* _Task details_
Copy every entry as is. Leave images out.

[Study material Boundary: Start]

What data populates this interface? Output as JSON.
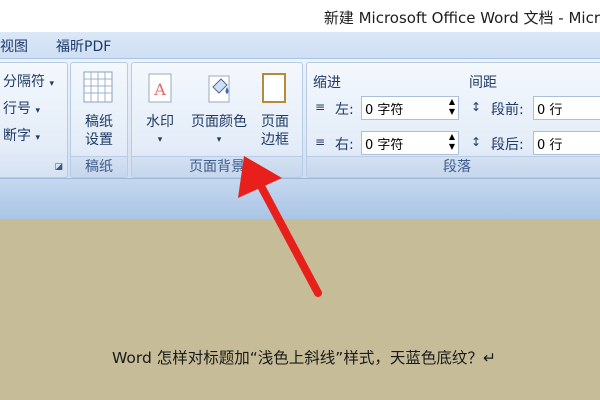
{
  "window": {
    "title": "新建 Microsoft Office Word 文档 - Micr"
  },
  "tabs": [
    {
      "label": "视图"
    },
    {
      "label": "福昕PDF"
    }
  ],
  "ribbon": {
    "page_setup": {
      "items": [
        "分隔符",
        "行号",
        "断字"
      ]
    },
    "manuscript": {
      "button": "稿纸\n设置",
      "line1": "稿纸",
      "line2": "设置",
      "footer": "稿纸"
    },
    "page_background": {
      "watermark": "水印",
      "page_color": "页面颜色",
      "page_border_1": "页面",
      "page_border_2": "边框",
      "footer": "页面背景"
    },
    "paragraph": {
      "indent_title": "缩进",
      "spacing_title": "间距",
      "left_label": "左:",
      "right_label": "右:",
      "before_label": "段前:",
      "after_label": "段后:",
      "left_value": "0 字符",
      "right_value": "0 字符",
      "before_value": "0 行",
      "after_value": "0 行",
      "footer": "段落"
    }
  },
  "document": {
    "text": "Word 怎样对标题加“浅色上斜线”样式，天蓝色底纹？↵"
  },
  "colors": {
    "arrow": "#e8201b",
    "ribbon_bg": "#dde8f6",
    "doc_bg": "#c6bc98"
  }
}
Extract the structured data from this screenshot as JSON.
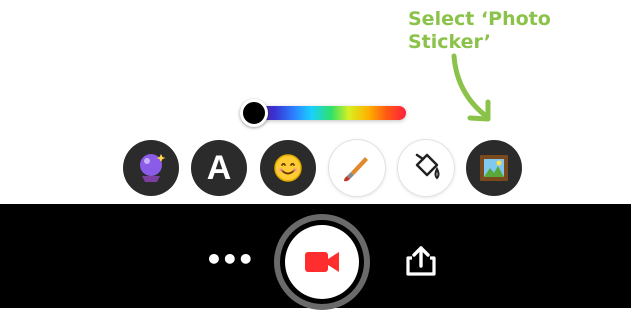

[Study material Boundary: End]

* _Answer box_
What data populates this interface? Output as JSON.
{
  "window": {
    "title": "新建 Microsoft Office Word 文档 - Micr"
  },
  "tabs": [
    {
      "label": "视图"
    },
    {
      "label": "福昕PDF"
    }
  ],
  "ribbon": {
    "page_setup": {
      "items": [
        "分隔符",
        "行号",
        "断字"
      ]
    },
    "manuscript": {
      "button": "稿纸\n设置",
      "line1": "稿纸",
      "line2": "设置",
      "footer": "稿纸"
    },
    "page_background": {
      "watermark": "水印",
      "page_color": "页面颜色",
      "page_border_1": "页面",
      "page_border_2": "边框",
      "footer": "页面背景"
    },
    "paragraph": {
      "indent_title": "缩进",
      "spacing_title": "间距",
      "left_label": "左:",
      "right_label": "右:",
      "before_label": "段前:",
      "after_label": "段后:",
      "left_value": "0 字符",
      "right_value": "0 字符",
      "before_value": "0 行",
      "after_value": "0 行",
      "footer": "段落"
    }
  },
  "document": {
    "text": "Word 怎样对标题加“浅色上斜线”样式，天蓝色底纹？↵"
  },
  "colors": {
    "arrow": "#e8201b",
    "ribbon_bg": "#dde8f6",
    "doc_bg": "#c6bc98"
  }
}
Extract the structured data from this screenshot as JSON.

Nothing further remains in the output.